As Europe, the US and Canada celebrate today the 70th anniversary of the Normandy landing and honor their veterans & fallen, no one can but remember the impacting pictures of the D-Day by Robert Capa. When soldiers of the 16th Regiment of the 1st Infantry Division landed at Omaha Beach on June 6, 1944, photographer Robert Capa, in the employ of LIFE magazine, was among them. And he carried with him one of the best camera of its time: the Contax II.
Designed by Hubert Nerwin, the Contax II was released in 1936 and was the successor of the Contax I. It was the first camera with a rangefinder and viewfinder combined in a single window. The Contax ll was the impressive Zeiss response to the popularity and demand for the Leica 35mm camera. This demand for high quality 35mm picture making tools was based on portability and the increasing availability of 35mm motion picture film, packaged into spools and marketed to amateur as well as professional photographers. The Contax became the ‘first choice’ among the professional community while the Leica was considered more the choice for well heeled amateurs and practitioners of a more artistic leaning.
“If your pictures aren’t good enough, you aren’t close enough.”
During the whole time he spent on Omaha Beach, Robert Capa had used three rolls of film and exposed 106 frames. After reaching England, he sped by train to London and delivered his precious film for developing. Unfortunately, a darkroom technician was almost as anxious to see the invasion images as Capa himself, and in his haste, dried the film too quickly. The excess heat melted the emulsion on all but 10 of the frames. Those that remained were blurred, surreal shots, which succinctly conveyed the chaos and confusion of the day.

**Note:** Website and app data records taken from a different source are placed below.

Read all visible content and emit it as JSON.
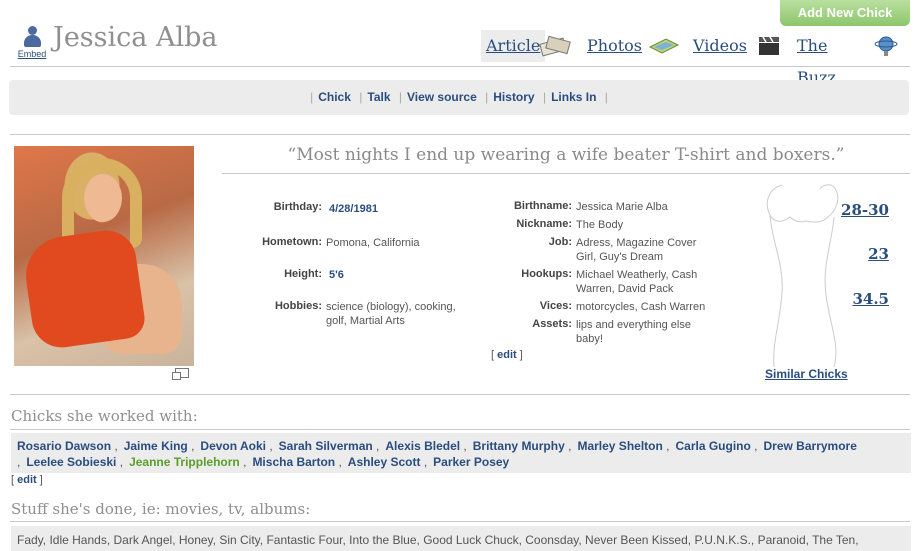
{
  "add_button": "Add New Chick",
  "embed_label": "Embed",
  "title": "Jessica Alba",
  "tabs": [
    {
      "label": "Article",
      "icon": "article-icon"
    },
    {
      "label": "Photos",
      "icon": "photos-icon"
    },
    {
      "label": "Videos",
      "icon": "videos-icon"
    },
    {
      "label": "The Buzz",
      "icon": "buzz-icon"
    }
  ],
  "subnav": [
    "Chick",
    "Talk",
    "View source",
    "History",
    "Links In"
  ],
  "quote": "“Most nights I end up wearing a wife beater T-shirt and boxers.”",
  "left_fields": [
    {
      "label": "Birthday:",
      "value": "4/28/1981",
      "link": true
    },
    {
      "label": "Hometown:",
      "value": "Pomona, California",
      "link": false
    },
    {
      "label": "Height:",
      "value": "5'6",
      "link": true
    },
    {
      "label": "Hobbies:",
      "value": "science (biology), cooking, golf, Martial Arts",
      "link": false
    }
  ],
  "right_fields": [
    {
      "label": "Birthname:",
      "value": "Jessica Marie Alba"
    },
    {
      "label": "Nickname:",
      "value": "The Body"
    },
    {
      "label": "Job:",
      "value": "Adress, Magazine Cover Girl, Guy's Dream"
    },
    {
      "label": "Hookups:",
      "value": "Michael Weatherly, Cash Warren, David Pack"
    },
    {
      "label": "Vices:",
      "value": "motorcycles, Cash Warren"
    },
    {
      "label": "Assets:",
      "value": "lips and everything else baby!"
    }
  ],
  "edit_label": "edit",
  "measurements": [
    "28-30",
    "23",
    "34.5"
  ],
  "similar_label": "Similar Chicks",
  "worked_with_title": "Chicks she worked with:",
  "worked_with": [
    "Rosario Dawson",
    "Jaime King",
    "Devon Aoki",
    "Sarah Silverman",
    "Alexis Bledel",
    "Brittany Murphy",
    "Marley Shelton",
    "Carla Gugino",
    "Drew Barrymore",
    "Leelee Sobieski",
    "Jeanne Tripplehorn",
    "Mischa Barton",
    "Ashley Scott",
    "Parker Posey"
  ],
  "worked_with_highlight": "Jeanne Tripplehorn",
  "stuff_title": "Stuff she's done, ie: movies, tv, albums:",
  "stuff_text": "Fady, Idle Hands, Dark Angel, Honey, Sin City, Fantastic Four, Into the Blue, Good Luck Chuck, Coonsday, Never Been Kissed, P.U.N.K.S., Paranoid, The Ten,",
  "colors": {
    "link": "#2a4d7f",
    "highlight_link": "#5a9e2a",
    "button": "#8cc66c",
    "panel": "#ececec"
  }
}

Capa’s D-Day photos have become classics. One of them, depicting a GI struggling through the churning surf of Omaha Beach, has survived as the definitive image of the Normandy invasion. After having cheated death so many times, Capa vowed never to risk his life in wartime photography again. In 1954, however, he agreed to supply LIFE with some photos of the escalating conflict between the French and the Viet Minh in Indochina. That spring, while attempting to get as close to the fighting as possible, he stepped on a land mine and was killed at the age of 40.